- What to produce -
Count, in the data that follows, every line with the string "youtube", and give that count as the whole reply.

- Dataset extract -

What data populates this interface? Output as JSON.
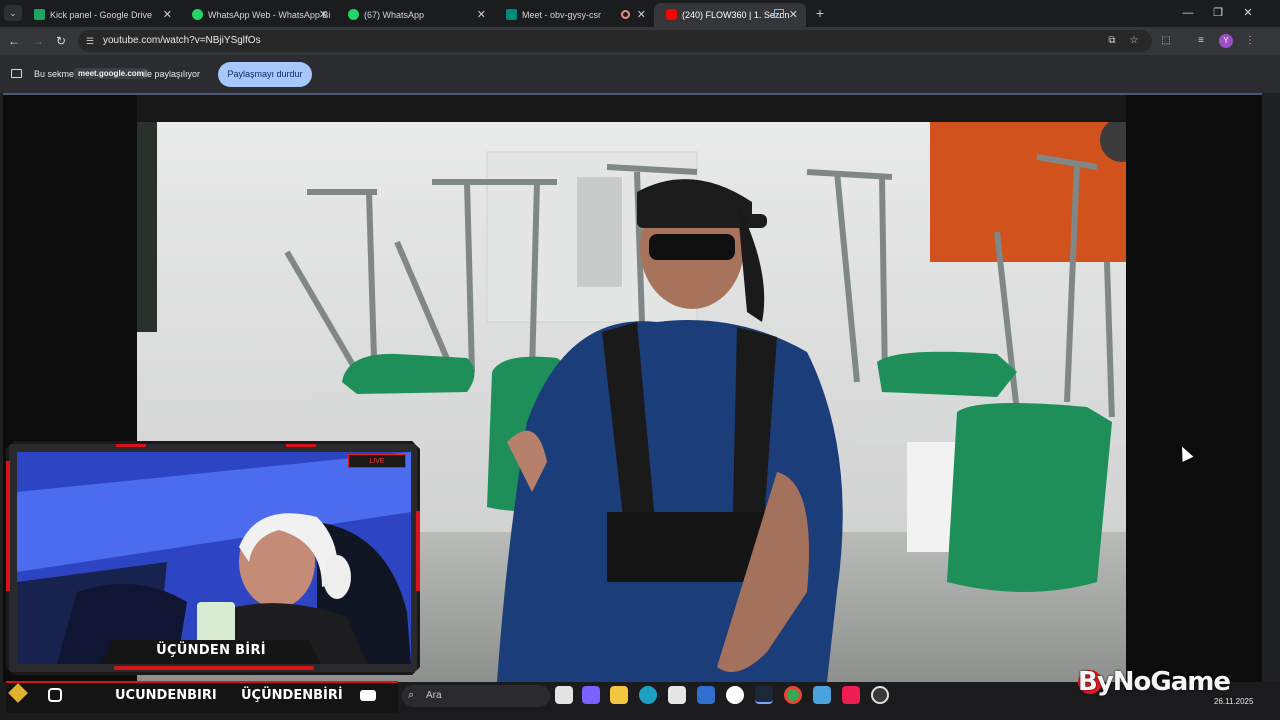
{
  "browser": {
    "tabs": [
      {
        "title": "Kick panel - Google Drive",
        "favicon": "google-drive-icon",
        "color": "#1fa463"
      },
      {
        "title": "WhatsApp Web - WhatsApp Bi",
        "favicon": "whatsapp-icon",
        "color": "#25d366"
      },
      {
        "title": "(67) WhatsApp",
        "favicon": "whatsapp-icon",
        "color": "#25d366"
      },
      {
        "title": "Meet - obv-gysy-csr",
        "favicon": "google-meet-icon",
        "color": "#00897b"
      },
      {
        "title": "(240) FLOW360 | 1. Sezon",
        "favicon": "youtube-icon",
        "color": "#ff0000",
        "active": true
      }
    ],
    "url": "youtube.com/watch?v=NBjiYSglfOs",
    "profile_initial": "Y"
  },
  "share_bar": {
    "prefix": "Bu sekme",
    "domain": "meet.google.com",
    "suffix": "ile paylaşılıyor",
    "stop_button": "Paylaşmayı durdur"
  },
  "overlay": {
    "cam_name": "ÜÇÜNDEN BİRİ",
    "live_label": "LIVE",
    "accent": "#d8141b",
    "social_instagram": "UCUNDENBIRI",
    "social_second": "ÜÇÜNDENBİRİ"
  },
  "taskbar": {
    "search_placeholder": "Ara",
    "time": "",
    "date": "26.11.2025"
  },
  "watermark": "ByNoGame"
}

- Output for this task -
2